*** Begin section ***
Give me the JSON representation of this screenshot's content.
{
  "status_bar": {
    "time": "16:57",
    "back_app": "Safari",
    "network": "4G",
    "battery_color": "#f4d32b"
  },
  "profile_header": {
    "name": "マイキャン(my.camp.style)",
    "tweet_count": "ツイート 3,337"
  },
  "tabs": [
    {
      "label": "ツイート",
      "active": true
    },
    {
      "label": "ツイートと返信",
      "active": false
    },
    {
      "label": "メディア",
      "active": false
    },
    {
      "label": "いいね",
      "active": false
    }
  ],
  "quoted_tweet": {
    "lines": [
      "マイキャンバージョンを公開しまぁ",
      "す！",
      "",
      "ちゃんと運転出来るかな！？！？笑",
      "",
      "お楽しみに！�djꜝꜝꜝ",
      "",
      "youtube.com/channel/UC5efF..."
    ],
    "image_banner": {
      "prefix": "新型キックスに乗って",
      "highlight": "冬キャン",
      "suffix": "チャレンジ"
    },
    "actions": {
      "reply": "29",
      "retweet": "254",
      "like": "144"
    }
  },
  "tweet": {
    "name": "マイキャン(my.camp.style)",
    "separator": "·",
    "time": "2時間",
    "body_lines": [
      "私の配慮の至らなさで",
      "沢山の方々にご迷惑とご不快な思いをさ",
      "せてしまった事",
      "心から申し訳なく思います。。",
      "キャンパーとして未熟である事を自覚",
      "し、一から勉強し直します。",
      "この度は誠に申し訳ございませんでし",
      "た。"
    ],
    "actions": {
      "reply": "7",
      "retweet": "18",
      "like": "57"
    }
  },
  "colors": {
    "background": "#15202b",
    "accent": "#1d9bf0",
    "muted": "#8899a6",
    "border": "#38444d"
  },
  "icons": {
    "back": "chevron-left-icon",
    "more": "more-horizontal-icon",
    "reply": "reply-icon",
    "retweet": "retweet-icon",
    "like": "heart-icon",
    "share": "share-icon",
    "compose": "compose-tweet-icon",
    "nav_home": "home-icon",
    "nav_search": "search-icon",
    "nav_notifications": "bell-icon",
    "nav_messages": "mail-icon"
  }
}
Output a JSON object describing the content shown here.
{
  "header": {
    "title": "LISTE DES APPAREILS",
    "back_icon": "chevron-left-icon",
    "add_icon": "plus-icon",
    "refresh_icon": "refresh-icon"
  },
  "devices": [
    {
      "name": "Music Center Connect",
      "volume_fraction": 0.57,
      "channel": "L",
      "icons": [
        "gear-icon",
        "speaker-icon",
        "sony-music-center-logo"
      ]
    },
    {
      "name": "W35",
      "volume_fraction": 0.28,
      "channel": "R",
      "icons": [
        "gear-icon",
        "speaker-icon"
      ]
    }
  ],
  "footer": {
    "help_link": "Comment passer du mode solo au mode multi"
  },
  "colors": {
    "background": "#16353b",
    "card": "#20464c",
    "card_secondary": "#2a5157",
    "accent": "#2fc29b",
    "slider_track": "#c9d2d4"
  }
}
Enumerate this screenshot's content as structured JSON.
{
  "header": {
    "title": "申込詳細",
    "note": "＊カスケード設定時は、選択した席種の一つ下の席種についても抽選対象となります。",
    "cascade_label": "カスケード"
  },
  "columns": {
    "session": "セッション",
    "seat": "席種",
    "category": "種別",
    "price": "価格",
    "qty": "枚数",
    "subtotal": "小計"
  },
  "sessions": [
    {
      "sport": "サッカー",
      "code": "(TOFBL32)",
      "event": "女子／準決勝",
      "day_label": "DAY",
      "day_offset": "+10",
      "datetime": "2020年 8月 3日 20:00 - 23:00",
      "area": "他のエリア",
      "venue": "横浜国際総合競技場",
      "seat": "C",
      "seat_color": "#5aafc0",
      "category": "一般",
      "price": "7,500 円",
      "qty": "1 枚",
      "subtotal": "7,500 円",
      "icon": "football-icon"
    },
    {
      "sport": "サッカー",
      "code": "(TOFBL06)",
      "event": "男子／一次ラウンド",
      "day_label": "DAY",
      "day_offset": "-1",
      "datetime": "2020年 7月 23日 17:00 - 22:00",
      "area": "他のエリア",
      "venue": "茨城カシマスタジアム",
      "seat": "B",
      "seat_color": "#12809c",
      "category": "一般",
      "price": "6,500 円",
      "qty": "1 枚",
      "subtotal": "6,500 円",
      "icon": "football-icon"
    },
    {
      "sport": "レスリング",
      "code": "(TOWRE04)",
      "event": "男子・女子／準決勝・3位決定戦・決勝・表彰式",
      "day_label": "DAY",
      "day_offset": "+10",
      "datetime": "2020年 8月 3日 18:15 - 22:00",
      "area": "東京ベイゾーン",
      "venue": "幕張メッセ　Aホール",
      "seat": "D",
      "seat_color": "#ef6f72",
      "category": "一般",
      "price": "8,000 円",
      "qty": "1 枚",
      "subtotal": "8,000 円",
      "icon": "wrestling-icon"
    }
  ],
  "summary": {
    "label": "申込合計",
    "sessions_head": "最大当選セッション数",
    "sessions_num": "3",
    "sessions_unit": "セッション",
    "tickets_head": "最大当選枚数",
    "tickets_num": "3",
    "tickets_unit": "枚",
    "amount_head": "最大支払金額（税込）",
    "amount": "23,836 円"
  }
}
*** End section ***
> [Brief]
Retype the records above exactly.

> [Output below]
Give me the JSON representation of this screenshot's content.
{
  "status_bar": {
    "time": "16:57",
    "back_app": "Safari",
    "network": "4G",
    "battery_color": "#f4d32b"
  },
  "profile_header": {
    "name": "マイキャン(my.camp.style)",
    "tweet_count": "ツイート 3,337"
  },
  "tabs": [
    {
      "label": "ツイート",
      "active": true
    },
    {
      "label": "ツイートと返信",
      "active": false
    },
    {
      "label": "メディア",
      "active": false
    },
    {
      "label": "いいね",
      "active": false
    }
  ],
  "quoted_tweet": {
    "lines": [
      "マイキャンバージョンを公開しまぁ",
      "す！",
      "",
      "ちゃんと運転出来るかな！？！？笑",
      "",
      "お楽しみに！�djꜝꜝꜝ",
      "",
      "youtube.com/channel/UC5efF..."
    ],
    "image_banner": {
      "prefix": "新型キックスに乗って",
      "highlight": "冬キャン",
      "suffix": "チャレンジ"
    },
    "actions": {
      "reply": "29",
      "retweet": "254",
      "like": "144"
    }
  },
  "tweet": {
    "name": "マイキャン(my.camp.style)",
    "separator": "·",
    "time": "2時間",
    "body_lines": [
      "私の配慮の至らなさで",
      "沢山の方々にご迷惑とご不快な思いをさ",
      "せてしまった事",
      "心から申し訳なく思います。。",
      "キャンパーとして未熟である事を自覚",
      "し、一から勉強し直します。",
      "この度は誠に申し訳ございませんでし",
      "た。"
    ],
    "actions": {
      "reply": "7",
      "retweet": "18",
      "like": "57"
    }
  },
  "colors": {
    "background": "#15202b",
    "accent": "#1d9bf0",
    "muted": "#8899a6",
    "border": "#38444d"
  },
  "icons": {
    "back": "chevron-left-icon",
    "more": "more-horizontal-icon",
    "reply": "reply-icon",
    "retweet": "retweet-icon",
    "like": "heart-icon",
    "share": "share-icon",
    "compose": "compose-tweet-icon",
    "nav_home": "home-icon",
    "nav_search": "search-icon",
    "nav_notifications": "bell-icon",
    "nav_messages": "mail-icon"
  }
}
Output a JSON object describing the content shown here.
{
  "header": {
    "title": "LISTE DES APPAREILS",
    "back_icon": "chevron-left-icon",
    "add_icon": "plus-icon",
    "refresh_icon": "refresh-icon"
  },
  "devices": [
    {
      "name": "Music Center Connect",
      "volume_fraction": 0.57,
      "channel": "L",
      "icons": [
        "gear-icon",
        "speaker-icon",
        "sony-music-center-logo"
      ]
    },
    {
      "name": "W35",
      "volume_fraction": 0.28,
      "channel": "R",
      "icons": [
        "gear-icon",
        "speaker-icon"
      ]
    }
  ],
  "footer": {
    "help_link": "Comment passer du mode solo au mode multi"
  },
  "colors": {
    "background": "#16353b",
    "card": "#20464c",
    "card_secondary": "#2a5157",
    "accent": "#2fc29b",
    "slider_track": "#c9d2d4"
  }
}
Enumerate this screenshot's content as structured JSON.
{
  "header": {
    "title": "申込詳細",
    "note": "＊カスケード設定時は、選択した席種の一つ下の席種についても抽選対象となります。",
    "cascade_label": "カスケード"
  },
  "columns": {
    "session": "セッション",
    "seat": "席種",
    "category": "種別",
    "price": "価格",
    "qty": "枚数",
    "subtotal": "小計"
  },
  "sessions": [
    {
      "sport": "サッカー",
      "code": "(TOFBL32)",
      "event": "女子／準決勝",
      "day_label": "DAY",
      "day_offset": "+10",
      "datetime": "2020年 8月 3日 20:00 - 23:00",
      "area": "他のエリア",
      "venue": "横浜国際総合競技場",
      "seat": "C",
      "seat_color": "#5aafc0",
      "category": "一般",
      "price": "7,500 円",
      "qty": "1 枚",
      "subtotal": "7,500 円",
      "icon": "football-icon"
    },
    {
      "sport": "サッカー",
      "code": "(TOFBL06)",
      "event": "男子／一次ラウンド",
      "day_label": "DAY",
      "day_offset": "-1",
      "datetime": "2020年 7月 23日 17:00 - 22:00",
      "area": "他のエリア",
      "venue": "茨城カシマスタジアム",
      "seat": "B",
      "seat_color": "#12809c",
      "category": "一般",
      "price": "6,500 円",
      "qty": "1 枚",
      "subtotal": "6,500 円",
      "icon": "football-icon"
    },
    {
      "sport": "レスリング",
      "code": "(TOWRE04)",
      "event": "男子・女子／準決勝・3位決定戦・決勝・表彰式",
      "day_label": "DAY",
      "day_offset": "+10",
      "datetime": "2020年 8月 3日 18:15 - 22:00",
      "area": "東京ベイゾーン",
      "venue": "幕張メッセ　Aホール",
      "seat": "D",
      "seat_color": "#ef6f72",
      "category": "一般",
      "price": "8,000 円",
      "qty": "1 枚",
      "subtotal": "8,000 円",
      "icon": "wrestling-icon"
    }
  ],
  "summary": {
    "label": "申込合計",
    "sessions_head": "最大当選セッション数",
    "sessions_num": "3",
    "sessions_unit": "セッション",
    "tickets_head": "最大当選枚数",
    "tickets_num": "3",
    "tickets_unit": "枚",
    "amount_head": "最大支払金額（税込）",
    "amount": "23,836 円"
  }
}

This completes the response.